This can be a trap for people with lower incomes, as the long drive times means there are few public transportation options, leaving them beholden to their private vehicles at greater cost than if they could live closer to urban areas where most of the jobs are. The neighborhoods, too, do not escalate in value as quickly as most other areas, meaning they don’t have the chance to build up as much wealth. 


Though there are strong forces that create the limited housing typologies we have, there are possible solutions we can be working towards to create real and lasting change.

1.     Municipalities can push developers to be more creative. Municipalities should have design review boards that contain industry professionals who understand the issues, are endowed with power that goes beyond just “checking boxes,” and are accountable to the public. They should be able to recognize good creative design and not punish projects that stray from the norm. They could offer more European style competitions or design assistance with positive case-study examples developers might work with.

2.     There needs to be better education of financial institutions so they begin to feel more comfortable providing loans to more diverse projects. This requires utilizing housing types from other cities, states, or nations that have proven historically viable. Developers may also have to find creative ways to compare a desired typology model to something more standard in order to convince banks towards what is desired. Working with local banks with more community ties is always a good idea, and in some cases new private or public institutions could be created, such as state banks.

3.     Changes to zoning, to allow for more flexibility, could also help considerably. In some cities, there have been changes away from traditional models to what is called the Form Based Code. This is zoning that uses physical form rather than separation of uses and densities. These often still contain flaws, so with either format errors should be noted and improvements should be requested.

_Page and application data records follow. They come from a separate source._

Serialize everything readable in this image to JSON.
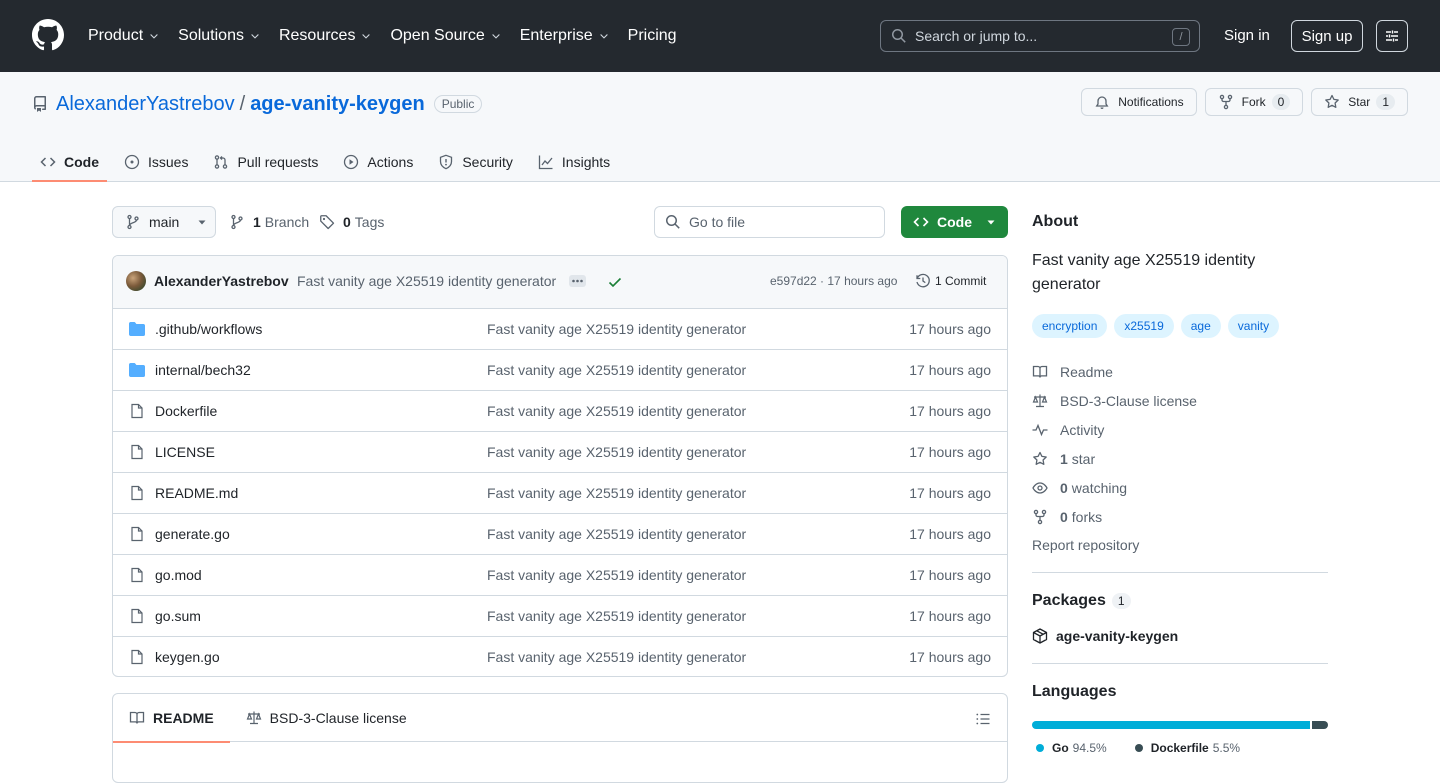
{
  "header": {
    "nav": [
      {
        "label": "Product",
        "has_menu": true
      },
      {
        "label": "Solutions",
        "has_menu": true
      },
      {
        "label": "Resources",
        "has_menu": true
      },
      {
        "label": "Open Source",
        "has_menu": true
      },
      {
        "label": "Enterprise",
        "has_menu": true
      },
      {
        "label": "Pricing",
        "has_menu": false
      }
    ],
    "search_placeholder": "Search or jump to...",
    "search_shortcut": "/",
    "signin": "Sign in",
    "signup": "Sign up"
  },
  "repo": {
    "owner": "AlexanderYastrebov",
    "separator": "/",
    "name": "age-vanity-keygen",
    "visibility": "Public",
    "actions": {
      "notifications": "Notifications",
      "fork_label": "Fork",
      "fork_count": "0",
      "star_label": "Star",
      "star_count": "1"
    },
    "tabs": [
      {
        "label": "Code",
        "icon": "code-icon",
        "active": true
      },
      {
        "label": "Issues",
        "icon": "issue-icon",
        "active": false
      },
      {
        "label": "Pull requests",
        "icon": "pull-request-icon",
        "active": false
      },
      {
        "label": "Actions",
        "icon": "play-icon",
        "active": false
      },
      {
        "label": "Security",
        "icon": "shield-icon",
        "active": false
      },
      {
        "label": "Insights",
        "icon": "graph-icon",
        "active": false
      }
    ]
  },
  "toolbar": {
    "branch": "main",
    "branches_count": "1",
    "branches_label": "Branch",
    "tags_count": "0",
    "tags_label": "Tags",
    "goto_placeholder": "Go to file",
    "code_button": "Code"
  },
  "commit": {
    "author": "AlexanderYastrebov",
    "message": "Fast vanity age X25519 identity generator",
    "sha_time": "e597d22 · 17 hours ago",
    "count_label": "1 Commit"
  },
  "files": [
    {
      "name": ".github/workflows",
      "type": "dir",
      "message": "Fast vanity age X25519 identity generator",
      "age": "17 hours ago"
    },
    {
      "name": "internal/bech32",
      "type": "dir",
      "message": "Fast vanity age X25519 identity generator",
      "age": "17 hours ago"
    },
    {
      "name": "Dockerfile",
      "type": "file",
      "message": "Fast vanity age X25519 identity generator",
      "age": "17 hours ago"
    },
    {
      "name": "LICENSE",
      "type": "file",
      "message": "Fast vanity age X25519 identity generator",
      "age": "17 hours ago"
    },
    {
      "name": "README.md",
      "type": "file",
      "message": "Fast vanity age X25519 identity generator",
      "age": "17 hours ago"
    },
    {
      "name": "generate.go",
      "type": "file",
      "message": "Fast vanity age X25519 identity generator",
      "age": "17 hours ago"
    },
    {
      "name": "go.mod",
      "type": "file",
      "message": "Fast vanity age X25519 identity generator",
      "age": "17 hours ago"
    },
    {
      "name": "go.sum",
      "type": "file",
      "message": "Fast vanity age X25519 identity generator",
      "age": "17 hours ago"
    },
    {
      "name": "keygen.go",
      "type": "file",
      "message": "Fast vanity age X25519 identity generator",
      "age": "17 hours ago"
    }
  ],
  "readme": {
    "tab_readme": "README",
    "tab_license": "BSD-3-Clause license"
  },
  "about": {
    "heading": "About",
    "description": "Fast vanity age X25519 identity generator",
    "topics": [
      "encryption",
      "x25519",
      "age",
      "vanity"
    ],
    "readme": "Readme",
    "license": "BSD-3-Clause license",
    "activity": "Activity",
    "stars_count": "1",
    "stars_label": "star",
    "watching_count": "0",
    "watching_label": "watching",
    "forks_count": "0",
    "forks_label": "forks",
    "report": "Report repository"
  },
  "packages": {
    "heading": "Packages",
    "count": "1",
    "items": [
      "age-vanity-keygen"
    ]
  },
  "languages": {
    "heading": "Languages",
    "items": [
      {
        "name": "Go",
        "percent": "94.5%",
        "share": 94.5,
        "color": "#00ADD8"
      },
      {
        "name": "Dockerfile",
        "percent": "5.5%",
        "share": 5.5,
        "color": "#384d54"
      }
    ]
  },
  "colors": {
    "header_bg": "#24292f",
    "link": "#0969da",
    "primary_button": "#1f883d",
    "active_tab_underline": "#fd8c73",
    "folder": "#54aeff"
  }
}
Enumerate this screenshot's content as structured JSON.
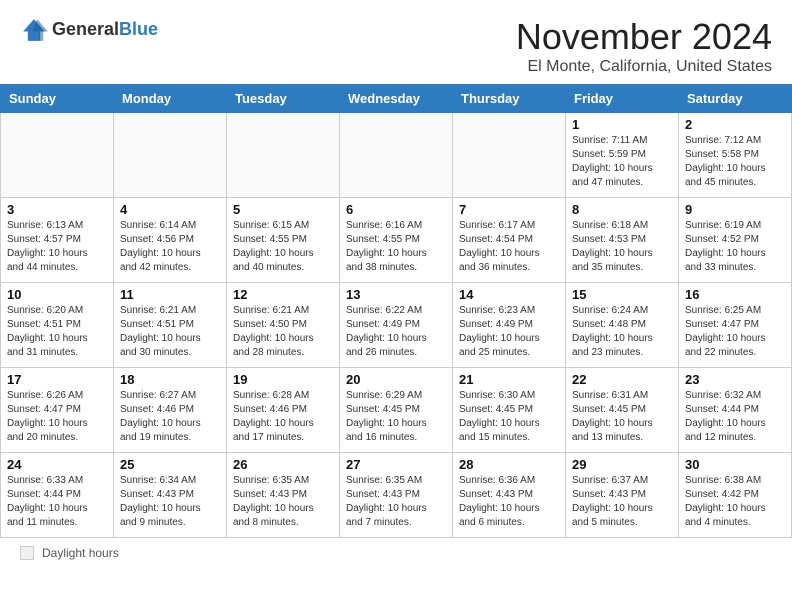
{
  "header": {
    "logo": {
      "line1": "General",
      "line2": "Blue"
    },
    "title": "November 2024",
    "location": "El Monte, California, United States"
  },
  "weekdays": [
    "Sunday",
    "Monday",
    "Tuesday",
    "Wednesday",
    "Thursday",
    "Friday",
    "Saturday"
  ],
  "weeks": [
    [
      {
        "day": "",
        "info": ""
      },
      {
        "day": "",
        "info": ""
      },
      {
        "day": "",
        "info": ""
      },
      {
        "day": "",
        "info": ""
      },
      {
        "day": "",
        "info": ""
      },
      {
        "day": "1",
        "info": "Sunrise: 7:11 AM\nSunset: 5:59 PM\nDaylight: 10 hours\nand 47 minutes."
      },
      {
        "day": "2",
        "info": "Sunrise: 7:12 AM\nSunset: 5:58 PM\nDaylight: 10 hours\nand 45 minutes."
      }
    ],
    [
      {
        "day": "3",
        "info": "Sunrise: 6:13 AM\nSunset: 4:57 PM\nDaylight: 10 hours\nand 44 minutes."
      },
      {
        "day": "4",
        "info": "Sunrise: 6:14 AM\nSunset: 4:56 PM\nDaylight: 10 hours\nand 42 minutes."
      },
      {
        "day": "5",
        "info": "Sunrise: 6:15 AM\nSunset: 4:55 PM\nDaylight: 10 hours\nand 40 minutes."
      },
      {
        "day": "6",
        "info": "Sunrise: 6:16 AM\nSunset: 4:55 PM\nDaylight: 10 hours\nand 38 minutes."
      },
      {
        "day": "7",
        "info": "Sunrise: 6:17 AM\nSunset: 4:54 PM\nDaylight: 10 hours\nand 36 minutes."
      },
      {
        "day": "8",
        "info": "Sunrise: 6:18 AM\nSunset: 4:53 PM\nDaylight: 10 hours\nand 35 minutes."
      },
      {
        "day": "9",
        "info": "Sunrise: 6:19 AM\nSunset: 4:52 PM\nDaylight: 10 hours\nand 33 minutes."
      }
    ],
    [
      {
        "day": "10",
        "info": "Sunrise: 6:20 AM\nSunset: 4:51 PM\nDaylight: 10 hours\nand 31 minutes."
      },
      {
        "day": "11",
        "info": "Sunrise: 6:21 AM\nSunset: 4:51 PM\nDaylight: 10 hours\nand 30 minutes."
      },
      {
        "day": "12",
        "info": "Sunrise: 6:21 AM\nSunset: 4:50 PM\nDaylight: 10 hours\nand 28 minutes."
      },
      {
        "day": "13",
        "info": "Sunrise: 6:22 AM\nSunset: 4:49 PM\nDaylight: 10 hours\nand 26 minutes."
      },
      {
        "day": "14",
        "info": "Sunrise: 6:23 AM\nSunset: 4:49 PM\nDaylight: 10 hours\nand 25 minutes."
      },
      {
        "day": "15",
        "info": "Sunrise: 6:24 AM\nSunset: 4:48 PM\nDaylight: 10 hours\nand 23 minutes."
      },
      {
        "day": "16",
        "info": "Sunrise: 6:25 AM\nSunset: 4:47 PM\nDaylight: 10 hours\nand 22 minutes."
      }
    ],
    [
      {
        "day": "17",
        "info": "Sunrise: 6:26 AM\nSunset: 4:47 PM\nDaylight: 10 hours\nand 20 minutes."
      },
      {
        "day": "18",
        "info": "Sunrise: 6:27 AM\nSunset: 4:46 PM\nDaylight: 10 hours\nand 19 minutes."
      },
      {
        "day": "19",
        "info": "Sunrise: 6:28 AM\nSunset: 4:46 PM\nDaylight: 10 hours\nand 17 minutes."
      },
      {
        "day": "20",
        "info": "Sunrise: 6:29 AM\nSunset: 4:45 PM\nDaylight: 10 hours\nand 16 minutes."
      },
      {
        "day": "21",
        "info": "Sunrise: 6:30 AM\nSunset: 4:45 PM\nDaylight: 10 hours\nand 15 minutes."
      },
      {
        "day": "22",
        "info": "Sunrise: 6:31 AM\nSunset: 4:45 PM\nDaylight: 10 hours\nand 13 minutes."
      },
      {
        "day": "23",
        "info": "Sunrise: 6:32 AM\nSunset: 4:44 PM\nDaylight: 10 hours\nand 12 minutes."
      }
    ],
    [
      {
        "day": "24",
        "info": "Sunrise: 6:33 AM\nSunset: 4:44 PM\nDaylight: 10 hours\nand 11 minutes."
      },
      {
        "day": "25",
        "info": "Sunrise: 6:34 AM\nSunset: 4:43 PM\nDaylight: 10 hours\nand 9 minutes."
      },
      {
        "day": "26",
        "info": "Sunrise: 6:35 AM\nSunset: 4:43 PM\nDaylight: 10 hours\nand 8 minutes."
      },
      {
        "day": "27",
        "info": "Sunrise: 6:35 AM\nSunset: 4:43 PM\nDaylight: 10 hours\nand 7 minutes."
      },
      {
        "day": "28",
        "info": "Sunrise: 6:36 AM\nSunset: 4:43 PM\nDaylight: 10 hours\nand 6 minutes."
      },
      {
        "day": "29",
        "info": "Sunrise: 6:37 AM\nSunset: 4:43 PM\nDaylight: 10 hours\nand 5 minutes."
      },
      {
        "day": "30",
        "info": "Sunrise: 6:38 AM\nSunset: 4:42 PM\nDaylight: 10 hours\nand 4 minutes."
      }
    ]
  ],
  "legend": {
    "box_label": "Daylight hours"
  }
}
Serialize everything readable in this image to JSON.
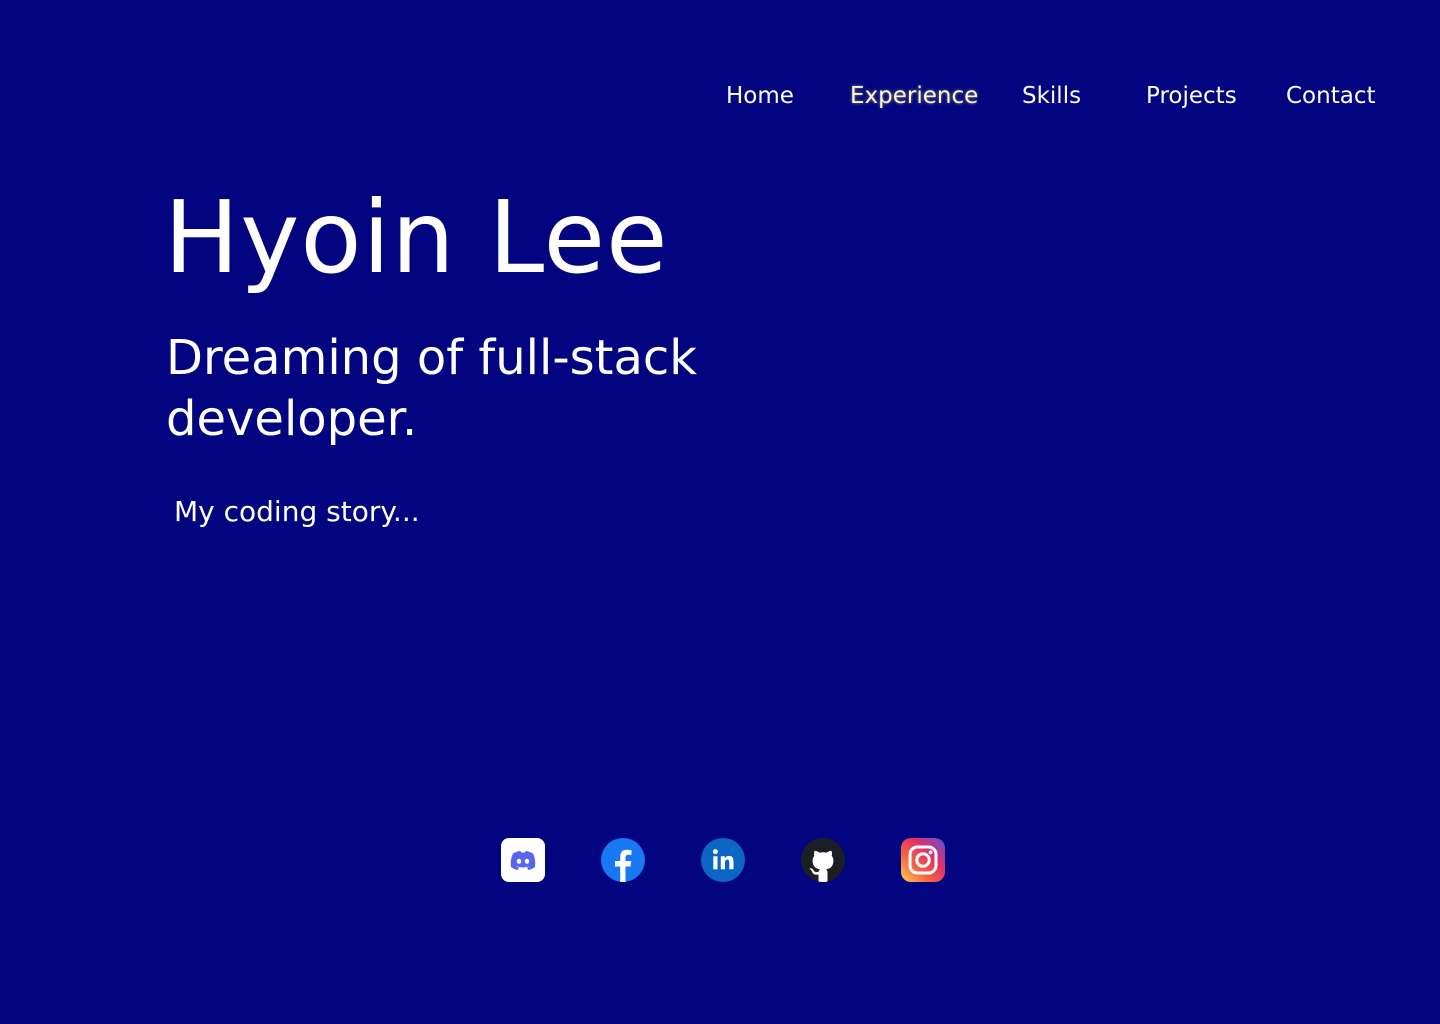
{
  "nav": {
    "items": [
      {
        "label": "Home"
      },
      {
        "label": "Experience",
        "active": true
      },
      {
        "label": "Skills"
      },
      {
        "label": "Projects"
      },
      {
        "label": "Contact"
      }
    ]
  },
  "hero": {
    "name": "Hyoin Lee",
    "tagline": "Dreaming of full-stack developer.",
    "story_link": "My coding story..."
  },
  "social": {
    "icons": [
      "discord-icon",
      "facebook-icon",
      "linkedin-icon",
      "github-icon",
      "instagram-icon"
    ]
  },
  "colors": {
    "background": "#02057f",
    "text": "#ffffff",
    "nav_active": "#fdf7c6",
    "discord": "#5865f2",
    "facebook": "#1877f2",
    "linkedin": "#0a66c2",
    "github": "#1b1f23"
  }
}
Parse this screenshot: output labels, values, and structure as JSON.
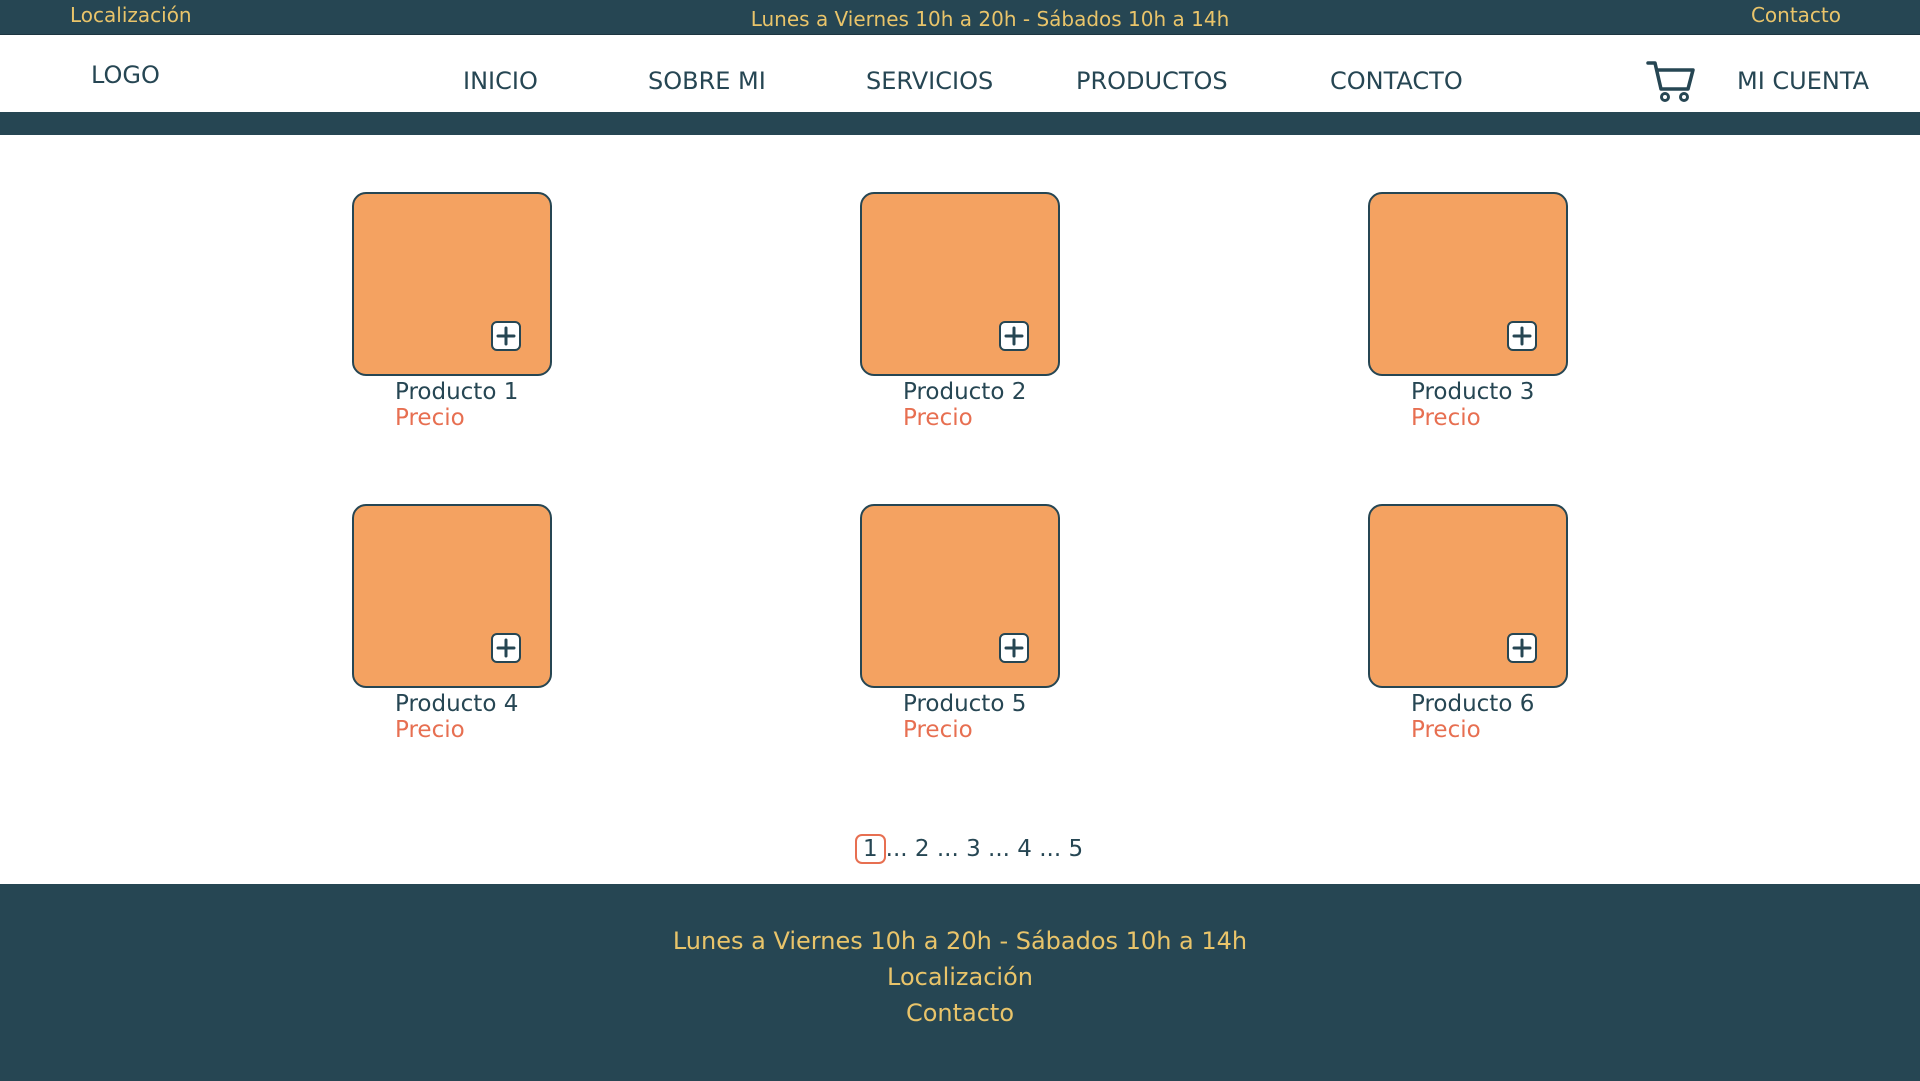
{
  "topbar": {
    "location": "Localización",
    "hours": "Lunes a Viernes 10h a 20h - Sábados 10h a 14h",
    "contact": "Contacto"
  },
  "navbar": {
    "logo": "LOGO",
    "items": [
      "INICIO",
      "SOBRE MI",
      "SERVICIOS",
      "PRODUCTOS",
      "CONTACTO"
    ],
    "cart_icon": "shopping-cart-icon",
    "account": "MI CUENTA"
  },
  "products": [
    {
      "name": "Producto 1",
      "price": "Precio"
    },
    {
      "name": "Producto 2",
      "price": "Precio"
    },
    {
      "name": "Producto 3",
      "price": "Precio"
    },
    {
      "name": "Producto 4",
      "price": "Precio"
    },
    {
      "name": "Producto 5",
      "price": "Precio"
    },
    {
      "name": "Producto 6",
      "price": "Precio"
    }
  ],
  "pagination": {
    "current": "1",
    "separator": "...",
    "pages": [
      "2",
      "3",
      "4",
      "5"
    ]
  },
  "footer": {
    "hours": "Lunes a Viernes 10h a 20h - Sábados 10h a 14h",
    "location": "Localización",
    "contact": "Contacto"
  },
  "colors": {
    "primary": "#264653",
    "accent_yellow": "#e9c46a",
    "product_fill": "#f4a261",
    "price": "#e76f51"
  }
}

4.     Government rules and regulations are the most difficult issue to fix, though not impossible. Even in Arizona, there is movement towards getting a state legislature vote on TIF’s. However, regulation, in any form, often has negative consequences. Rules, or their abandonment, should be carefully considered and examples from other states should be studied. But with enough support, the right tools can be implemented.

Each of these potential solutions require a lot of advocacy from industry professionals, professional associations, affiliates, and the general public. For a lot of us, that may be as simple as acting the part of a good “consumer,” and tell developers we don’t like the choices we have. Housing developers want to provide what we will actually purchase, so let them know how to best serve you.



            Within a lot of sprawling cities, such as Phoenix, there exist many acres of empty land waiting to be developed. If we want a vibrant city with a sustainable economy and thriving cultural events, we desperately need more housing types that provide for more community diversity. To see those types develop, we need to recognize the forces limiting our choices and work in the right directions to create the change we want. You can start by telling this developer, vali homes, what you are looking for in a home. They are working on new development models in the Phoenix area and would love to hear from you. More than anything, get involved in your community, educate yourself on the issues, and be vocal.